Here is the abstract you requested from the DPC_2009_Mems technical program page. This is the original abstract submitted by the author. Any changes to the technical content of the final manuscript published by IMAPS or the presentation that is given during the event is done by the author, not IMAPS.
|SEM/EDS Based Trace Element Sensitivity (TSA) Analysis for Reducing Defects in MEMS and MOEMS (Micro-(Opto)-Electro-Mechanical Systems) Assembly|
|Keywords: Reliability, Yield, Quality Control|

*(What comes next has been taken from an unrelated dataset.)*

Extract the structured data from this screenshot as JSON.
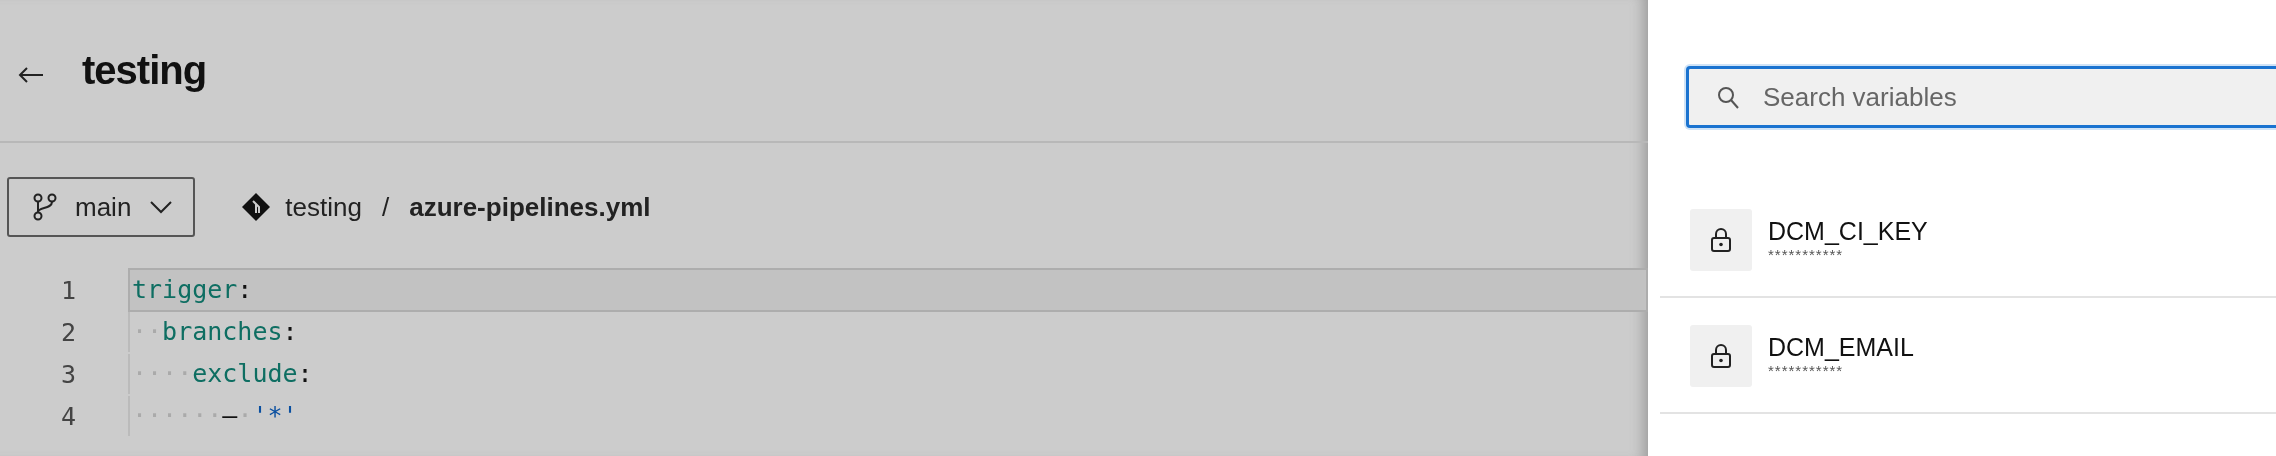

|The transition of MEMS and MOEMS devices from the laboratory to laminate based (PCB), high-volume manufacturing is challenging. Devices now must be manufactured with low defect rates and high reliability. As device density and complexity increase, new analytical techniques are required to understand and correct problems. This is even more critical in manufacturing MEMS and MOEMS devices where moving parts and both fluidic and optical pathways may be present. These features can be fatally affected by particulate contaminates that can increase friction and jam movement capabilities. Fluidic components can leak and must be sealed to be effective. Microscopic burrs and particulate contamination can result in leaking seam failures. Techniques that build in defect free manufacturing require rigorous attention to details, that must first be identified and understood. A new Electron Dispersive Spectroscopy (EDS) technique is now available, Trace Element Sensitivity Analysis (TSA) provides a new tool for improved chemical mapping of surfaces. This technique enables pinpointing contamination at levels that would be lost by conventional mapping techniques. It is capable of determining individual particle chemistry with excellent accuracy and traceability. Identifying the contamination and its source (whether it’s source is wear, contamination, or material inclusion related) are the first steps toward troubleshooting and corrective action. The result is higher yields and defect free product. Mapping the chemistry of a surface requires highly sensitive equipment and fast software. For each pixel of the SEM image the X-Ray spectra is stored and analyzed. Good X-Ray spectra requires a high X-Ray detection count rate, commonly measured as counts/second (cps). Normal instruments commonly detect 1000-3000 cps. In order to capture sufficient information to adequately map a surface they may require an hour or more of real detection time. Newly introduced, digital Ultra Thin Window (UTW) light element detectors, with onboard DSP circuitry, are capable of significantly higher detection rates (>1,000,000cps), enabling not only faster, higher resolution mapping but also higher sensitivity at low beam voltage. Low kV beam voltage enables shallower beam penetration (depth of beam penetration of the surface) and means the spectra describes the surface rather than the bulk chemistry of the sample. In addition, beam interaction with the surface can “burn” sensitive materials such as thin films, and disrupt sensitive MEMS mechanical components. Less exposure to the beam is beneficial. Trace Element Sensitivity Analysis (TSA) with higher resolution, faster mapping, and light element detection, combined with advanced software tools provides better analytical capability and enables higher yields. SEM analysis has been a necessary tool for semiconductor assembly for a long time. It’s the best method to visualize surface and near surface defects within the structure and to determine corrective actions. Optical microscopy just doesn’t have the resolution and the depth of focus for imaging the sub-micron defects that can affect yield. MEMS and MOEMS devices, with large aspect ratios and sub-micron size mechanical components require SEM imaging capability. Tiny burrs and flaws, which might not matter at a larger scale may completely disable functionality of a sub-micron micro-fluidic or mechanical component. SEM photos and TSA results will be demonstrated and results discussed.|
|Lee Levine, Sr. Consultant
Process Solutions Consulting
New Tripoli, PA